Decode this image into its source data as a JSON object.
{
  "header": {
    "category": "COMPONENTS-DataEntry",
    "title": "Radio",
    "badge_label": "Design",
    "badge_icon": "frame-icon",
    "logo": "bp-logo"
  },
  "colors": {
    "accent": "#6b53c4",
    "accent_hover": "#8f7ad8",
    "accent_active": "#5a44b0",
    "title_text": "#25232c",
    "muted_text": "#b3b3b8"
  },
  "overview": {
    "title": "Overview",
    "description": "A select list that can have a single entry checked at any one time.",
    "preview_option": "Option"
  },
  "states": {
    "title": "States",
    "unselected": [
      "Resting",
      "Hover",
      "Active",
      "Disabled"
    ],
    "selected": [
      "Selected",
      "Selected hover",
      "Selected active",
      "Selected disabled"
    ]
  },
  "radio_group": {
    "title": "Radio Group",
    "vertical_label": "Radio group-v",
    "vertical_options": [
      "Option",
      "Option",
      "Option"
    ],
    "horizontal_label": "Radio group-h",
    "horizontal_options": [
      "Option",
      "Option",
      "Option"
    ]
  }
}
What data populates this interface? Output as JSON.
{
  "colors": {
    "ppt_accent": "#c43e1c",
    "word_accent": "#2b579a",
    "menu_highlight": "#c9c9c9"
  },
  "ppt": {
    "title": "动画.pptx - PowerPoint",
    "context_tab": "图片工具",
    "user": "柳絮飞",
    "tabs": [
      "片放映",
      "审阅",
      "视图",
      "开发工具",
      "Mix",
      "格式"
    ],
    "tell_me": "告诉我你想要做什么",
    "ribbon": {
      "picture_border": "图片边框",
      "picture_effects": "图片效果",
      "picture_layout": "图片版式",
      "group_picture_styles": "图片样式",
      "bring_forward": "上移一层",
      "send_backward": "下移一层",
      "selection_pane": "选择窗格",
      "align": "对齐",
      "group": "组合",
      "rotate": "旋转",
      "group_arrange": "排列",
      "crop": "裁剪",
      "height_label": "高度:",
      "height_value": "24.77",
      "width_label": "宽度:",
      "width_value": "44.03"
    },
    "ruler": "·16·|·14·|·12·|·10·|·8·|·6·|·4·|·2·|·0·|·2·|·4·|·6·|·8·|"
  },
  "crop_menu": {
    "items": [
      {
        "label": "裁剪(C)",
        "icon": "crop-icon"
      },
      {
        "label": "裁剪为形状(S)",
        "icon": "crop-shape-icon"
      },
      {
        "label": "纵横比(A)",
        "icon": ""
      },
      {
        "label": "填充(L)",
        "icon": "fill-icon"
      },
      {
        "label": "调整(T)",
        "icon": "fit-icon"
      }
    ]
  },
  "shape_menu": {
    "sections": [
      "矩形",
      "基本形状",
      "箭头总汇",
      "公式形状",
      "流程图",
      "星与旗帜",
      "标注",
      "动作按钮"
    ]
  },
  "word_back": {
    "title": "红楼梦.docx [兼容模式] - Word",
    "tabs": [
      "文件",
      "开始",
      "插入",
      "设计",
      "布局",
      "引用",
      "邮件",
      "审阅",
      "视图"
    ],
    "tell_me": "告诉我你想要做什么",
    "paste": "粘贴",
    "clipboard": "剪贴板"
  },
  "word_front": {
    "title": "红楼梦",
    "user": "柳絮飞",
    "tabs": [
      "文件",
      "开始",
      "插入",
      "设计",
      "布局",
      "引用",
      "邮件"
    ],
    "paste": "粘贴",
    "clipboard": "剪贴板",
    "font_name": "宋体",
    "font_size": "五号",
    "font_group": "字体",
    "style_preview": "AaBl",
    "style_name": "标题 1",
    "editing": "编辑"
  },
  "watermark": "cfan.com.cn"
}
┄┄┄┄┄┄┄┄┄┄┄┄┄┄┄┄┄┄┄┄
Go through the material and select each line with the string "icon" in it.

Written solution ▸
    "badge_icon": "frame-icon",
        "icon": "crop-icon"
        "icon": "crop-shape-icon"
        "icon": ""
        "icon": "fill-icon"
        "icon": "fit-icon"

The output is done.